Your instructions:
Reproduce the listing below character for character; drop every image.

Supplied data:
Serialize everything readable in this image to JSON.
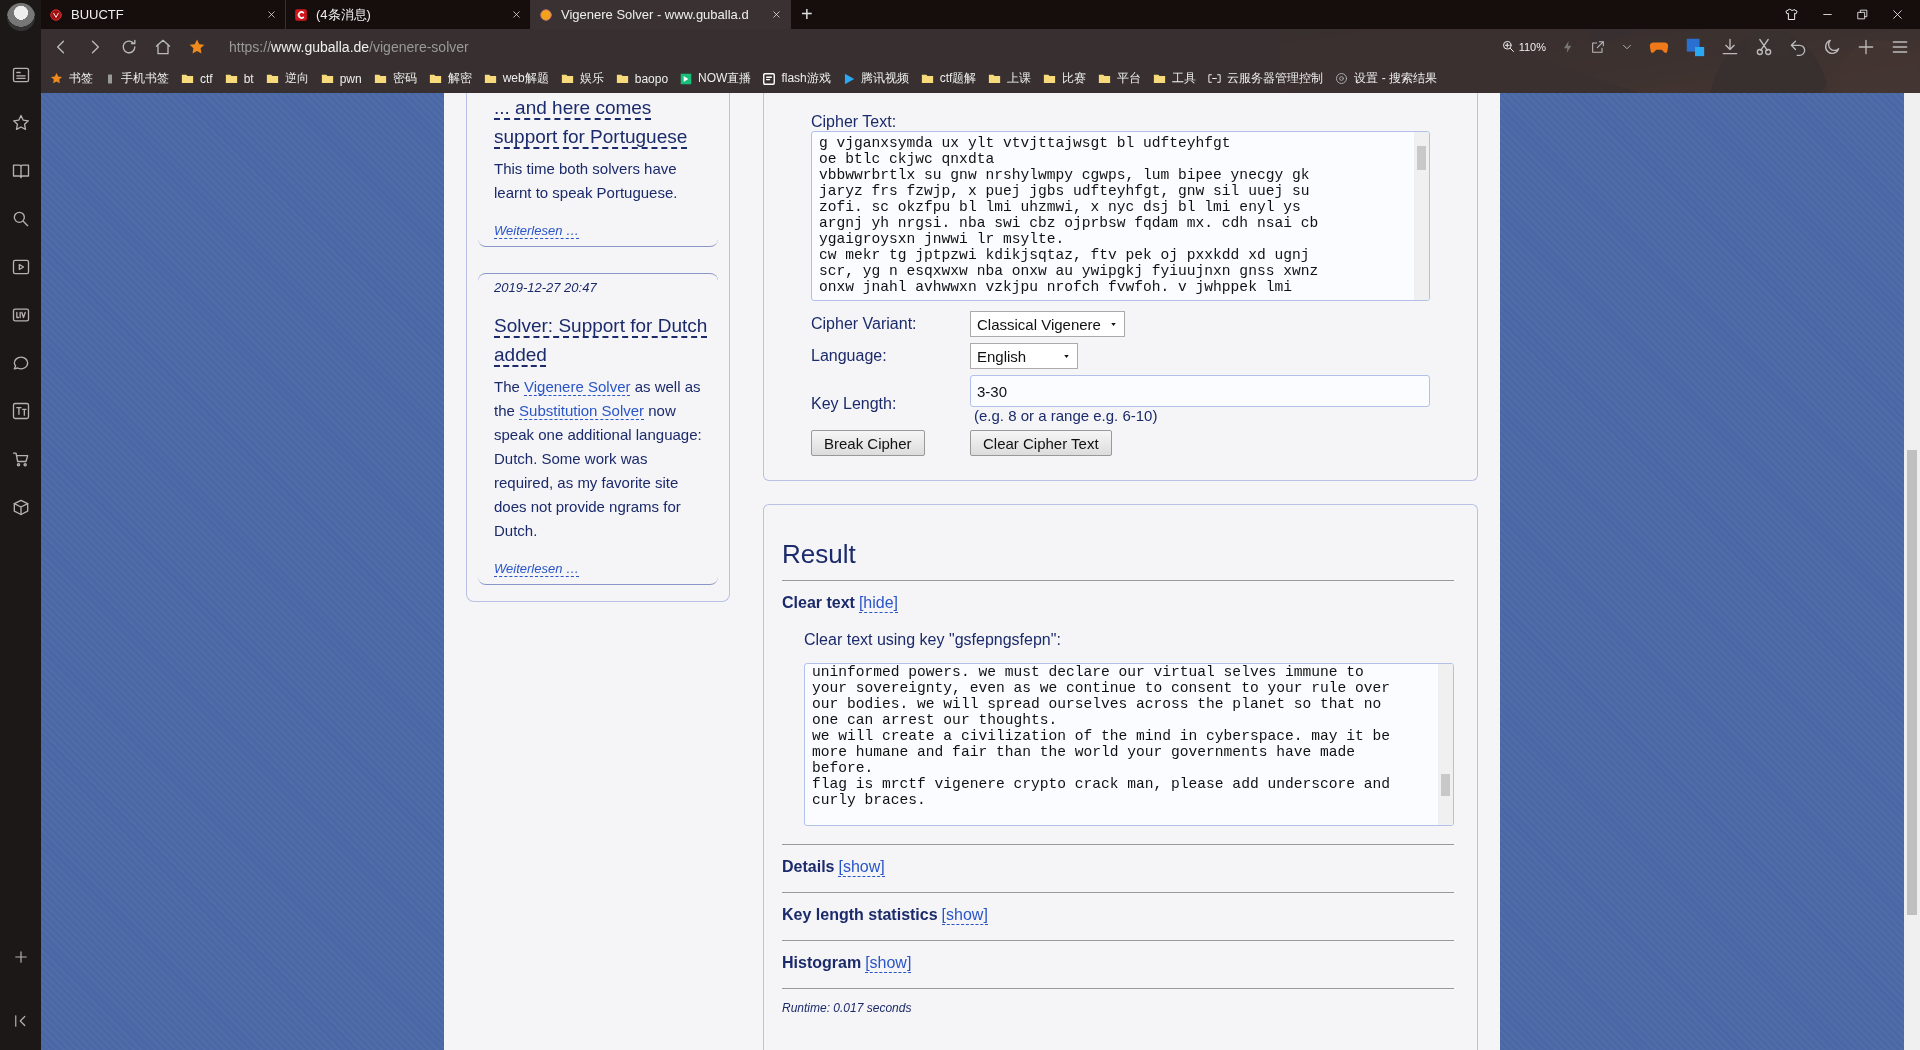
{
  "browser": {
    "tabs": [
      {
        "title": "BUUCTF",
        "selected": false
      },
      {
        "title": "(4条消息)",
        "selected": false
      },
      {
        "title": "Vigenere Solver - www.guballa.d",
        "selected": true
      }
    ],
    "new_tab": "+",
    "address": {
      "scheme": "https://",
      "host": "www.guballa.de",
      "path": "/vigenere-solver"
    },
    "zoom": "110%",
    "bookmarks": [
      {
        "label": "书签",
        "kind": "star"
      },
      {
        "label": "手机书签",
        "kind": "phone"
      },
      {
        "label": "ctf",
        "kind": "folder"
      },
      {
        "label": "bt",
        "kind": "folder"
      },
      {
        "label": "逆向",
        "kind": "folder"
      },
      {
        "label": "pwn",
        "kind": "folder"
      },
      {
        "label": "密码",
        "kind": "folder"
      },
      {
        "label": "解密",
        "kind": "folder"
      },
      {
        "label": "web解题",
        "kind": "folder"
      },
      {
        "label": "娱乐",
        "kind": "folder"
      },
      {
        "label": "baopo",
        "kind": "folder"
      },
      {
        "label": "NOW直播",
        "kind": "now"
      },
      {
        "label": "flash游戏",
        "kind": "flash"
      },
      {
        "label": "腾讯视频",
        "kind": "video"
      },
      {
        "label": "ctf题解",
        "kind": "folder"
      },
      {
        "label": "上课",
        "kind": "folder"
      },
      {
        "label": "比赛",
        "kind": "folder"
      },
      {
        "label": "平台",
        "kind": "folder"
      },
      {
        "label": "工具",
        "kind": "folder"
      },
      {
        "label": "云服务器管理控制",
        "kind": "cloud"
      },
      {
        "label": "设置 - 搜索结果",
        "kind": "gear"
      }
    ]
  },
  "posts": [
    {
      "title": "... and here comes support for Portuguese",
      "body": [
        {
          "text": "This time both solvers have learnt to speak Portuguese.",
          "kind": "text"
        }
      ],
      "more": "Weiterlesen …"
    },
    {
      "date": "2019-12-27 20:47",
      "title": "Solver: Support for Dutch added",
      "body": [
        {
          "text": "The ",
          "kind": "text"
        },
        {
          "text": "Vigenere Solver",
          "kind": "link"
        },
        {
          "text": " as well as the ",
          "kind": "text"
        },
        {
          "text": "Substitution Solver",
          "kind": "link"
        },
        {
          "text": " now speak one additional language: Dutch. Some work was required, as my favorite site does not provide ngrams for Dutch.",
          "kind": "text"
        }
      ],
      "more": "Weiterlesen …"
    }
  ],
  "form": {
    "cipher_label": "Cipher Text:",
    "cipher_text": "g vjganxsymda ux ylt vtvjttajwsgt bl udfteyhfgt\noe btlc ckjwc qnxdta\nvbbwwrbrtlx su gnw nrshylwmpy cgwps, lum bipee ynecgy gk\njaryz frs fzwjp, x puej jgbs udfteyhfgt, gnw sil uuej su\nzofi. sc okzfpu bl lmi uhzmwi, x nyc dsj bl lmi enyl ys\nargnj yh nrgsi. nba swi cbz ojprbsw fqdam mx. cdh nsai cb\nygaigroysxn jnwwi lr msylte.\ncw mekr tg jptpzwi kdikjsqtaz, ftv pek oj pxxkdd xd ugnj\nscr, yg n esqxwxw nba onxw au ywipgkj fyiuujnxn gnss xwnz\nonxw jnahl avhwwxn vzkjpu nrofch fvwfoh. v jwhppek lmi",
    "variant": {
      "label": "Cipher Variant:",
      "value": "Classical Vigenere"
    },
    "language": {
      "label": "Language:",
      "value": "English"
    },
    "key_length": {
      "label": "Key Length:",
      "value": "3-30",
      "hint": "(e.g. 8 or a range e.g. 6-10)"
    },
    "buttons": [
      "Break Cipher",
      "Clear Cipher Text"
    ]
  },
  "result": {
    "title": "Result",
    "sections": [
      {
        "title": "Clear text",
        "toggle": "[hide]",
        "expanded": true,
        "key_line": "Clear text using key \"gsfepngsfepn\":",
        "clear_text": "uninformed powers. we must declare our virtual selves immune to\nyour sovereignty, even as we continue to consent to your rule over\nour bodies. we will spread ourselves across the planet so that no\none can arrest our thoughts.\nwe will create a civilization of the mind in cyberspace. may it be\nmore humane and fair than the world your governments have made\nbefore.\nflag is mrctf vigenere crypto crack man, please add underscore and\ncurly braces."
      },
      {
        "title": "Details",
        "toggle": "[show]",
        "expanded": false
      },
      {
        "title": "Key length statistics",
        "toggle": "[show]",
        "expanded": false
      },
      {
        "title": "Histogram",
        "toggle": "[show]",
        "expanded": false
      }
    ],
    "runtime": "Runtime: 0.017 seconds"
  }
}
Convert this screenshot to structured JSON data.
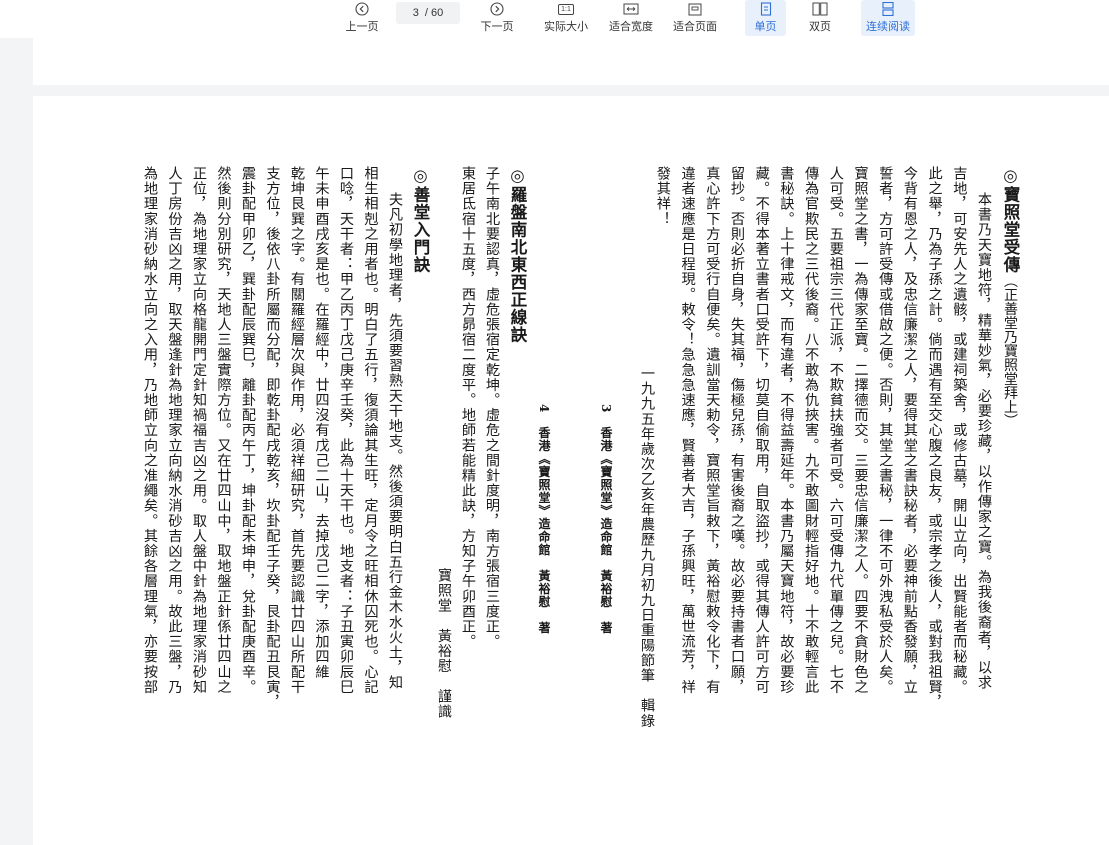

Result for this task:
Serialize everything readable in this image to JSON.
{
  "browser": {
    "tabs": [
      {
        "title": "BUUCTF",
        "selected": false
      },
      {
        "title": "(4条消息)",
        "selected": false
      },
      {
        "title": "Vigenere Solver - www.guballa.d",
        "selected": true
      }
    ],
    "new_tab": "+",
    "address": {
      "scheme": "https://",
      "host": "www.guballa.de",
      "path": "/vigenere-solver"
    },
    "zoom": "110%",
    "bookmarks": [
      {
        "label": "书签",
        "kind": "star"
      },
      {
        "label": "手机书签",
        "kind": "phone"
      },
      {
        "label": "ctf",
        "kind": "folder"
      },
      {
        "label": "bt",
        "kind": "folder"
      },
      {
        "label": "逆向",
        "kind": "folder"
      },
      {
        "label": "pwn",
        "kind": "folder"
      },
      {
        "label": "密码",
        "kind": "folder"
      },
      {
        "label": "解密",
        "kind": "folder"
      },
      {
        "label": "web解题",
        "kind": "folder"
      },
      {
        "label": "娱乐",
        "kind": "folder"
      },
      {
        "label": "baopo",
        "kind": "folder"
      },
      {
        "label": "NOW直播",
        "kind": "now"
      },
      {
        "label": "flash游戏",
        "kind": "flash"
      },
      {
        "label": "腾讯视频",
        "kind": "video"
      },
      {
        "label": "ctf题解",
        "kind": "folder"
      },
      {
        "label": "上课",
        "kind": "folder"
      },
      {
        "label": "比赛",
        "kind": "folder"
      },
      {
        "label": "平台",
        "kind": "folder"
      },
      {
        "label": "工具",
        "kind": "folder"
      },
      {
        "label": "云服务器管理控制",
        "kind": "cloud"
      },
      {
        "label": "设置 - 搜索结果",
        "kind": "gear"
      }
    ]
  },
  "posts": [
    {
      "title": "... and here comes support for Portuguese",
      "body": [
        {
          "text": "This time both solvers have learnt to speak Portuguese.",
          "kind": "text"
        }
      ],
      "more": "Weiterlesen …"
    },
    {
      "date": "2019-12-27 20:47",
      "title": "Solver: Support for Dutch added",
      "body": [
        {
          "text": "The ",
          "kind": "text"
        },
        {
          "text": "Vigenere Solver",
          "kind": "link"
        },
        {
          "text": " as well as the ",
          "kind": "text"
        },
        {
          "text": "Substitution Solver",
          "kind": "link"
        },
        {
          "text": " now speak one additional language: Dutch. Some work was required, as my favorite site does not provide ngrams for Dutch.",
          "kind": "text"
        }
      ],
      "more": "Weiterlesen …"
    }
  ],
  "form": {
    "cipher_label": "Cipher Text:",
    "cipher_text": "g vjganxsymda ux ylt vtvjttajwsgt bl udfteyhfgt\noe btlc ckjwc qnxdta\nvbbwwrbrtlx su gnw nrshylwmpy cgwps, lum bipee ynecgy gk\njaryz frs fzwjp, x puej jgbs udfteyhfgt, gnw sil uuej su\nzofi. sc okzfpu bl lmi uhzmwi, x nyc dsj bl lmi enyl ys\nargnj yh nrgsi. nba swi cbz ojprbsw fqdam mx. cdh nsai cb\nygaigroysxn jnwwi lr msylte.\ncw mekr tg jptpzwi kdikjsqtaz, ftv pek oj pxxkdd xd ugnj\nscr, yg n esqxwxw nba onxw au ywipgkj fyiuujnxn gnss xwnz\nonxw jnahl avhwwxn vzkjpu nrofch fvwfoh. v jwhppek lmi",
    "variant": {
      "label": "Cipher Variant:",
      "value": "Classical Vigenere"
    },
    "language": {
      "label": "Language:",
      "value": "English"
    },
    "key_length": {
      "label": "Key Length:",
      "value": "3-30",
      "hint": "(e.g. 8 or a range e.g. 6-10)"
    },
    "buttons": [
      "Break Cipher",
      "Clear Cipher Text"
    ]
  },
  "result": {
    "title": "Result",
    "sections": [
      {
        "title": "Clear text",
        "toggle": "[hide]",
        "expanded": true,
        "key_line": "Clear text using key \"gsfepngsfepn\":",
        "clear_text": "uninformed powers. we must declare our virtual selves immune to\nyour sovereignty, even as we continue to consent to your rule over\nour bodies. we will spread ourselves across the planet so that no\none can arrest our thoughts.\nwe will create a civilization of the mind in cyberspace. may it be\nmore humane and fair than the world your governments have made\nbefore.\nflag is mrctf vigenere crypto crack man, please add underscore and\ncurly braces."
      },
      {
        "title": "Details",
        "toggle": "[show]",
        "expanded": false
      },
      {
        "title": "Key length statistics",
        "toggle": "[show]",
        "expanded": false
      },
      {
        "title": "Histogram",
        "toggle": "[show]",
        "expanded": false
      }
    ],
    "runtime": "Runtime: 0.017 seconds"
  }
}
Convert this screenshot to structured JSON data.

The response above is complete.